Probating A Disney Vacation Club Timeshare – What You Need To Know

Jan 25, 2024

Recently, our firm handled a case for someone who passed away and owned a Disney Vacation Club timeshare. 

This is a flexible timeshare program where members purchase a real estate interest, represented by Vacation Points, which they use to book accommodations at Disney Resorts and other destinations. DVC holders get access to incredible membership benefits and perks, and save up to 50% on future accommodations over the life of the membership. 

A DVC is one of the best things for a Disney parks-lover to own! DVC membership can also be passed down to kids and grandkids, just like other timeshares, real estate properties, and assets can be; however, there is a catch! 

Typically, when someone passes away, anything they own that is only owned in their name – with no joint owner, beneficiary, or payable on death designee – will have to go through a court process known as probate. The probate process legally transfers all of the assets they owned to their heirs. If they had a will, their assets are distributed according to the terms of their will; if they didn’t, through a process known as intestate succession.

Now, a Disney Vacation Club timeshare is a very valuable and particular type of asset, and Disney/ the state of Florida has unique laws when it comes to how this asset has to be probated (with or without a will). Especially if there is a deed recorded in the official county records, probate is necessary, or the timeshare will still be on record as being owned by the deceased individual (which can present numerous headaches for surviving family members).

Here are some things you need to know about probating a Disney Vacation Club timeshare if 

  • you own one yourself,
  • if someone you love has passed away and owned one, 
  • or if you have a loved one nearing retirement who owns one! 

What Is So Different About Probating A Disney Vacation Club Timeshare?

Most of the time, probate (estate administration) will take place in the county where the deceased person resided at the time of their death. However, for a Disney Vacation Club membership, if the sole owner of the deed has died, the family needs to open probate for this asset in the county where the Disney Vacation Club property is located. 
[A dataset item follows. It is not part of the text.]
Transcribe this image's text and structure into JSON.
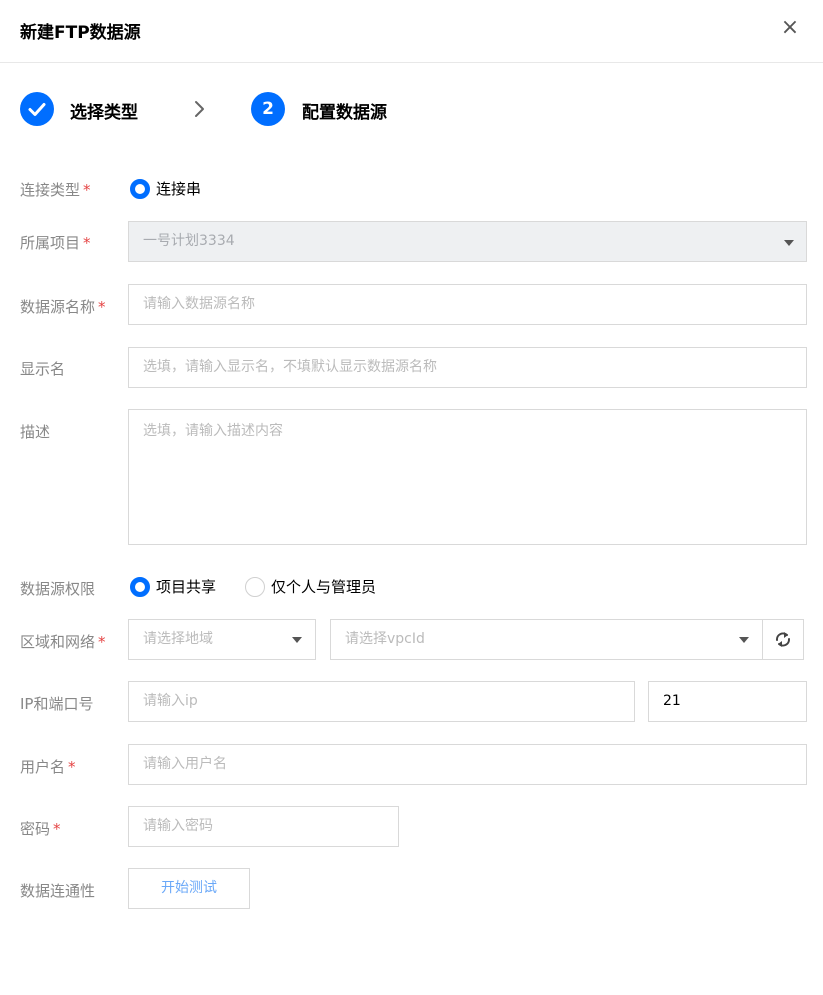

That is because DVC is legally a timeshare, and it falls under the real estate category. Real estate is always governed by the laws of the state in which it is located, not the law of the state where the owner lives. This means that you may potentially have to work directly with a Florida probate lawyer to probate the DVC, as well as with a probate lawyer in the state your loved one passed away in (or the state where you live).

Domiciliary Versus Ancillary Administration

When there is a case where someone passed away but owned real estate (or a timeshare) in another state, probate will first begin in the deceased person’s state of residence. This is known as domiciliary probate. Then a second probate case can be opened in the state where the real estate/timeshare is – for Disney Vacation Club members, that would be Florida. This is known as ancillary probate. Once a will has been accepted by the first state, the second state will usually accept it as valid without further verification. 

For the case that our firm handled, we did an ancillary administration in Osceola County near Disney World. We tag teamed with another lawyer in the decedent’s state of residence, and they handled the domiciliary administration. 

Summary Versus Formal Administration In Florida

Disney Vacation Club memberships hold different values, but the DVC resort points often appreciate in value (unlike other types of vacation clubs). If the asset is worth over $75,000, formal administration – a traditional probate process will likely be necessary. Formal administration involves a long series of court-supervised steps and extensive paperwork.

However, the particular market value of the timeshare we handled was worth less than $75,000, so we were able to proceed with summary administration. Summary probate is a much cheaper, faster, simpler alternative to formal probate. It takes a few weeks to transfer the assets once the paperwork is completed, as opposed to a few months. 

The end result of either type of probate, when everything is resolved correctly, is that the decedent’s heirs receive the DVC membership; it’s transferred to their name, and they can carry on their loved one’s love of Disney’s empire! 

The Bottom Line – If A Death Involved A Disney Vacation Club Timeshare, You Need A Florida Probate Lawyer’s Help! 

Florida law requires that a licensed probate lawyer be involved in formal administration. Whether or not a lawyer is involved in summary administration is up to the families (specifically, it is the final decision of the estate executor, or person named in the will/by the courts as being “in charge” of the process); however, it is HIGHLY recommended. People who attempt probate – even a simpler version! – on their own often make mistakes that end up costing them more time and money to fix than if they had worked with an experienced attorney who could have prevented errors. 

At Osenton Law, Attorney O. Reginald “Reggie” Osenton has been helping clients with probate, including probate cases that involve real estate in Florida or beyond, for over 33 years; he is also extremely experienced with probating Disney Vacation Club timeshares. You can trust him to assist you with every aspect of this special probate case! 

Whether your loved one who passed away and owned DVC lived in Florida, or lived in another state, or if you own DVC and are wanting to put it in a trust in order to prevent your kids and grandkids from having to go through ancillary probate in order to take ownership of it, call Reggie today to get more information about your next steps. You can book a free consultation, ask questions you may have about probating a Disney Vacation Club timeshare, and discuss the way forward!